    I've had several jobs programming in the steel industry, warehousing and transport, simply because I started as despatch clerk in a warehouse for a factory....

    Given your current experience, you might want to aim your self towards business analyst.
    Someone who knows the business and isn't totally flummoxed by technical cnstraints is worth their weight in gold.

    Far from sure basic corporate IT is your best choice in the current climate, things are hard. Guys fresh out of college who'll work for peanuts are being undercut by H1Bs offshoring etc.

    +
    0 Votes

    9-5

    lmalhoit Contributor

    I'm on the network side of things. I'm not really sure how to compare the two...but I would say with networking you might have more late nights/weekends...and less opportunity to work from home.

    +
    0 Votes
    Tony Hopkinson

    included operations, so I was on call and obviously it's not considered good practice to go home when you haven't plugged everything back in.

    Got to say as a %age Iv'e probably done more outside hours work programming though.

    Tends to come predicatable bursts, generally when your PM comes out of denial and realises the deadline isn't going to be met, so once a project.

    +
    0 Votes
    oldbaritone

    Leverage your experience with your new training. First guess, given your experience, I'd lean toward DB programming and reports/analysis/data mining. It sounds like you have some background in that.

    Yes there are lots of entry-level networking positions.
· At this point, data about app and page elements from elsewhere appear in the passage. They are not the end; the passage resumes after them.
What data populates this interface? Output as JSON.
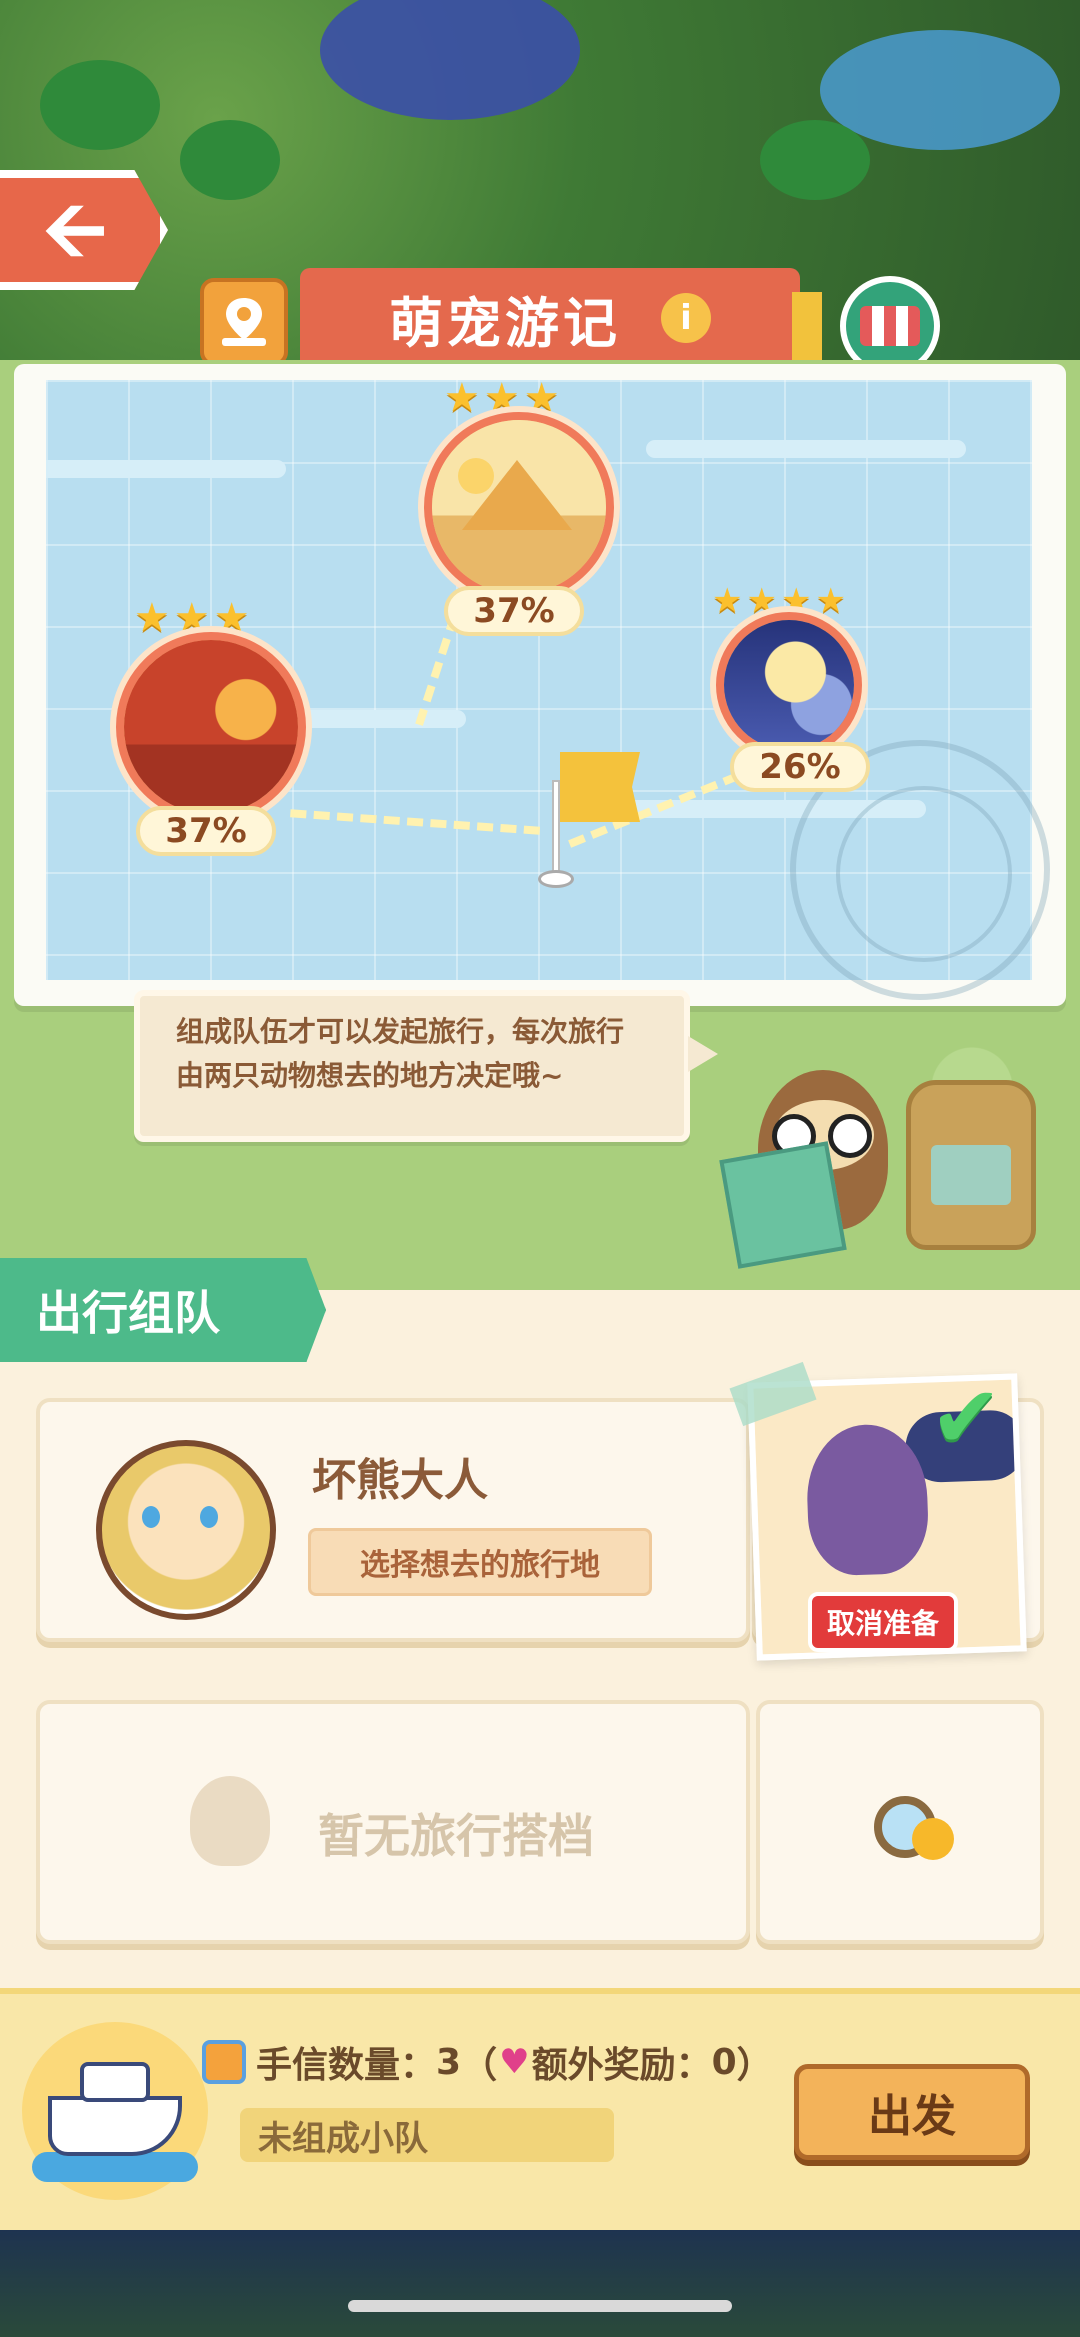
{
  "header": {
    "title": "萌宠游记",
    "info_icon": "i"
  },
  "destinations": [
    {
      "name": "desert",
      "percent": "37%",
      "stars": 3
    },
    {
      "name": "sunset-town",
      "percent": "37%",
      "stars": 3
    },
    {
      "name": "night-sky",
      "percent": "26%",
      "stars": 4
    }
  ],
  "guide": {
    "text": "组成队伍才可以发起旅行，每次旅行由两只动物想去的地方决定哦~"
  },
  "team": {
    "tab_label": "出行组队",
    "player": {
      "name": "坏熊大人",
      "choose_label": "选择想去的旅行地"
    },
    "partner": {
      "cancel_label": "取消准备"
    },
    "empty_slot": {
      "label": "暂无旅行搭档"
    }
  },
  "footer": {
    "letters_label": "手信数量：",
    "letters_count": "3",
    "bonus_open": "（",
    "bonus_label": "额外奖励：",
    "bonus_value": "0",
    "bonus_close": "）",
    "status": "未组成小队",
    "go_label": "出发"
  },
  "colors": {
    "accent_red": "#e4694d",
    "team_green": "#4dba8a",
    "cancel_red": "#e23b3b",
    "go_orange": "#f3b35a"
  }
}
Many (most?) of the entry-level jobs will have a substantial component of nights and weekends, maybe pulling cable or system installs/upgrades/cutovers. Much of that is done overnight, so that the impact on "regular business" is minimized. Unfortunately, that can mean a lot of nights and weekends for the net techs.

    And "lucrative" is a relative term - you probably won't get rich as a cable grunt, but you're probably not going to get rich as a programmer, either. As Tony said, there are way too many fresh-out-of-college kids who will work for peanuts.

    But there's a good chance you would be able to find work in either occupation.

    Good luck.

    +
    0 Votes
    wdewey

    I take Network Services to be more of a help desk type of description rather than a true network technician. The difference being that working on a help desk would be more desktop related and less cable and odd hours. From my experience I see there being the most help desk type of positions, with programming after than and network technicians being the smallest portion of an IT department. Pay would start out lowest for help desk, and then I don't know if there is much difference between a network technician and a programmer.

    Bill

    +
    0 Votes
    Tony Hopkinson

    Best money I was ever on was at a telecomms house during the boom. The Cisco and Oracle boys made my pay look like chump change.

    My current role I get paid more than guys who were managing entire manufacturing plants at a previous one...

    +
    0 Votes
    NexS

    Being a Netgrammer?

    +
    0 Votes
    Tony Hopkinson

    who stops you visiting porn sites isn't it?

    +
    0 Votes
    NexS

    That it sounded like a technologically adept Grammar Nazi.

    Let the imagination run wild.